We came to a street with a few cops and one car and started to cross it. After a while, we realized somebody was hollering at us. “Hey, you with the caps!” We turned around and a black police officer was coming toward us, telling us the street was closed. We said okay and apologized. Ben reached over and shook his hand, told him thanks, and that we understood. He relaxed immediately and it was almost as if he breathed a huge sigh of relief. I shook his hand too and told him that we understood how tough it was for him to be here. He thanked us from his heart and the appreciation was written all across his face. I felt like we had bridged a huge gulf. I think he was pleasantly surprised at these two gentle, cooperative protesters. We left him feeling happy with ourselves and continued on our strange mission.
We arrived at the park across from the Capitol and the protesters were pretty rowdy. Several were hanging back, chunking rocks at the police. In the distance, we could barely see the Klan on the steps. We walked around in the crowd for a while, praying and wondering if there was any way we could confront the rock-throwers and gently ask them to quit. The majority was black and we felt like at the time that it wasn’t appropriate for a couple of white guys like us to say anything. We didn’t agree with the rock throwing but understood the anger. However, as we were walking to a tree, a couple of white guys picked up some large seed like things as big as baseballs to throw. I looked at one of them and said, “Don’t throw it. It’s not worth it.” We walked on by and he just stood there. Then someone came up behind him and he let them take the thing out of his hand. He said something to the other guy and he dropped his on the ground where it had been. Then they walked away. I think they left. The probable “missiles” stayed on the ground right up until we left. It felt good, like we did have some influence. The cops got tired of the rocks so they moved in behind, canceled the permit, and said that those who would leave now could. Those who didn’t would be arrested. So we left and headed home. After a while, we realized that we could barely walk, we were so drained.
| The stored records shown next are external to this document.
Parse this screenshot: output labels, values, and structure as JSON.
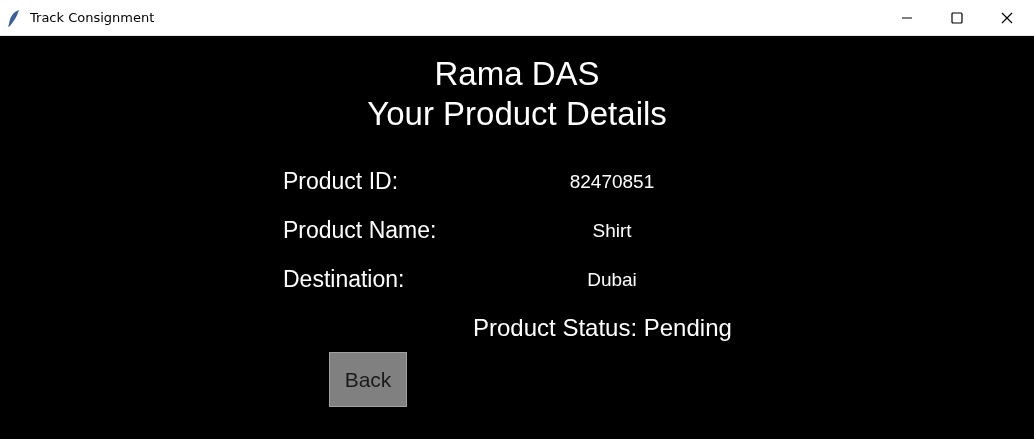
{
  "window": {
    "title": "Track Consignment"
  },
  "heading": {
    "name": "Rama DAS",
    "subtitle": "Your Product Details"
  },
  "fields": [
    {
      "label": "Product ID:",
      "value": "82470851"
    },
    {
      "label": "Product Name:",
      "value": "Shirt"
    },
    {
      "label": "Destination:",
      "value": "Dubai"
    }
  ],
  "status": "Product Status: Pending",
  "buttons": [
    {
      "label": "Back"
    }
  ]
}
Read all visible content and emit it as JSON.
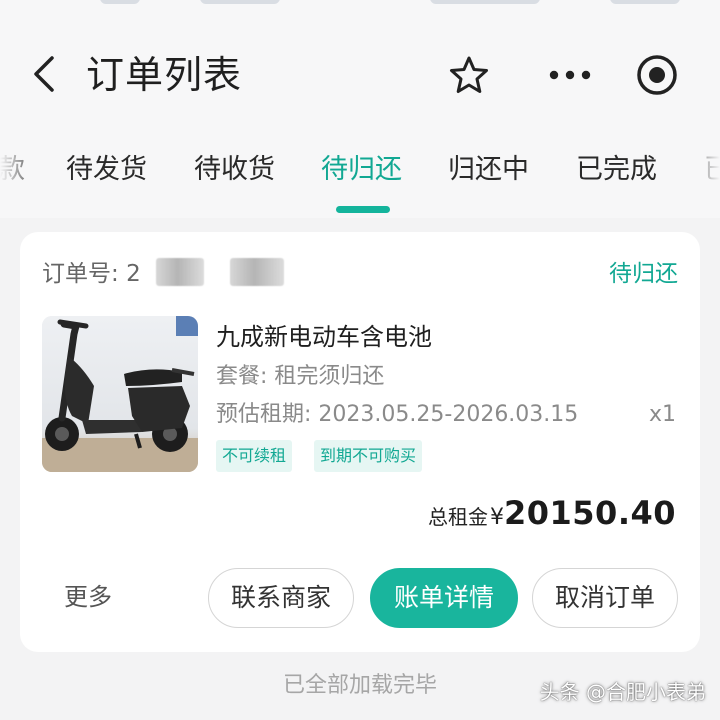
{
  "header": {
    "title": "订单列表",
    "icons": [
      "back-arrow-icon",
      "star-icon",
      "more-dots-icon",
      "target-icon"
    ]
  },
  "tabs": [
    {
      "label": "款",
      "active": false
    },
    {
      "label": "待发货",
      "active": false
    },
    {
      "label": "待收货",
      "active": false
    },
    {
      "label": "待归还",
      "active": true
    },
    {
      "label": "归还中",
      "active": false
    },
    {
      "label": "已完成",
      "active": false
    },
    {
      "label": "已",
      "active": false
    }
  ],
  "order": {
    "number_label": "订单号:",
    "number_visible": "2",
    "status": "待归还",
    "product": {
      "name": "九成新电动车含电池",
      "package_label": "套餐:",
      "package_value": "租完须归还",
      "period_label": "预估租期:",
      "period_value": "2023.05.25-2026.03.15",
      "quantity": "x1",
      "tags": [
        "不可续租",
        "到期不可购买"
      ]
    },
    "total_label": "总租金",
    "total_currency": "¥",
    "total_amount": "20150.40",
    "actions": {
      "more": "更多",
      "contact": "联系商家",
      "bill": "账单详情",
      "cancel": "取消订单"
    }
  },
  "footer": {
    "loaded_text": "已全部加载完毕"
  },
  "watermark": "头条 @合肥小表弟",
  "colors": {
    "accent": "#19b59d",
    "accent_text": "#12a893",
    "tag_bg": "#e6f6f3",
    "background": "#f3f3f4"
  }
}
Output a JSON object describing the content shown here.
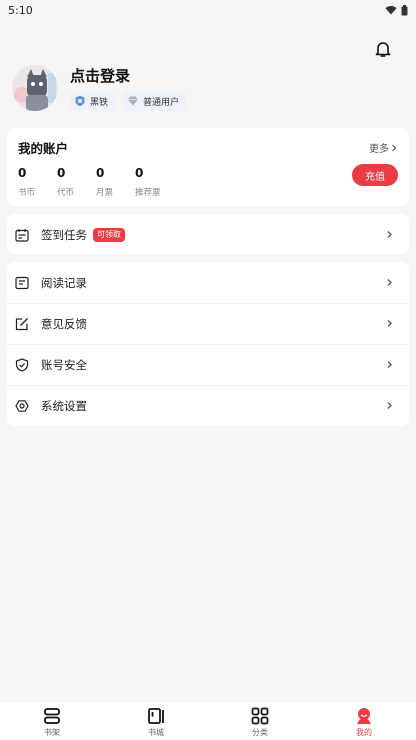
{
  "status_bar": {
    "time": "5:10"
  },
  "profile": {
    "login_text": "点击登录",
    "badges": [
      {
        "label": "黑铁",
        "icon": "shield-rank-icon"
      },
      {
        "label": "普通用户",
        "icon": "diamond-icon"
      }
    ]
  },
  "account": {
    "title": "我的账户",
    "more_label": "更多",
    "stats": [
      {
        "value": "0",
        "label": "书币"
      },
      {
        "value": "0",
        "label": "代币"
      },
      {
        "value": "0",
        "label": "月票"
      },
      {
        "value": "0",
        "label": "推荐票"
      }
    ],
    "recharge_label": "充值"
  },
  "task": {
    "label": "签到任务",
    "tag": "可领取"
  },
  "menu": [
    {
      "label": "阅读记录",
      "icon": "reading-record-icon"
    },
    {
      "label": "意见反馈",
      "icon": "feedback-icon"
    },
    {
      "label": "账号安全",
      "icon": "shield-check-icon"
    },
    {
      "label": "系统设置",
      "icon": "settings-icon"
    }
  ],
  "tabs": [
    {
      "label": "书架",
      "icon": "bookshelf-icon"
    },
    {
      "label": "书城",
      "icon": "bookstore-icon"
    },
    {
      "label": "分类",
      "icon": "category-icon"
    },
    {
      "label": "我的",
      "icon": "profile-icon"
    }
  ],
  "colors": {
    "accent": "#ea3c45",
    "background": "#f6f6f6",
    "badge_bg": "#eef2fb"
  }
}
What was I feeling? Well, it was a whole range of emotions from anger to frustration to disbelief. But the one I was feeling more than any other was an overwhelming sense of sadness. Sadness at how people can hurt each other, at the KKK and their outlook on life, at the division between people protesting against the same thing. I understood the police, they were just doing their job and they didn’t want to be there either. The reporters were doing the same. I understood the militancy and anger of the protesters at the KKK from the history of their repression. I even understood the KKK from the people that I hung around with in Mississippi. I understood all of these things and yet I did not understand a thing. I think I finally know how God feels when his children hurt each other.
I want to start an organization or at least make a suggestion so that when there is a protest, people would be sent to it in pairs simply as witnesses for peace and love among the people there. It amazed me that two guys who weren’t really trying to change anything and had no control over the riot or situation at large could touch the people around us. A black protester. A white elderly couple. A white young man. A black policeman. A white protester. Why do we always feel like you have to do big things to accomplish anything? I thank God that we went.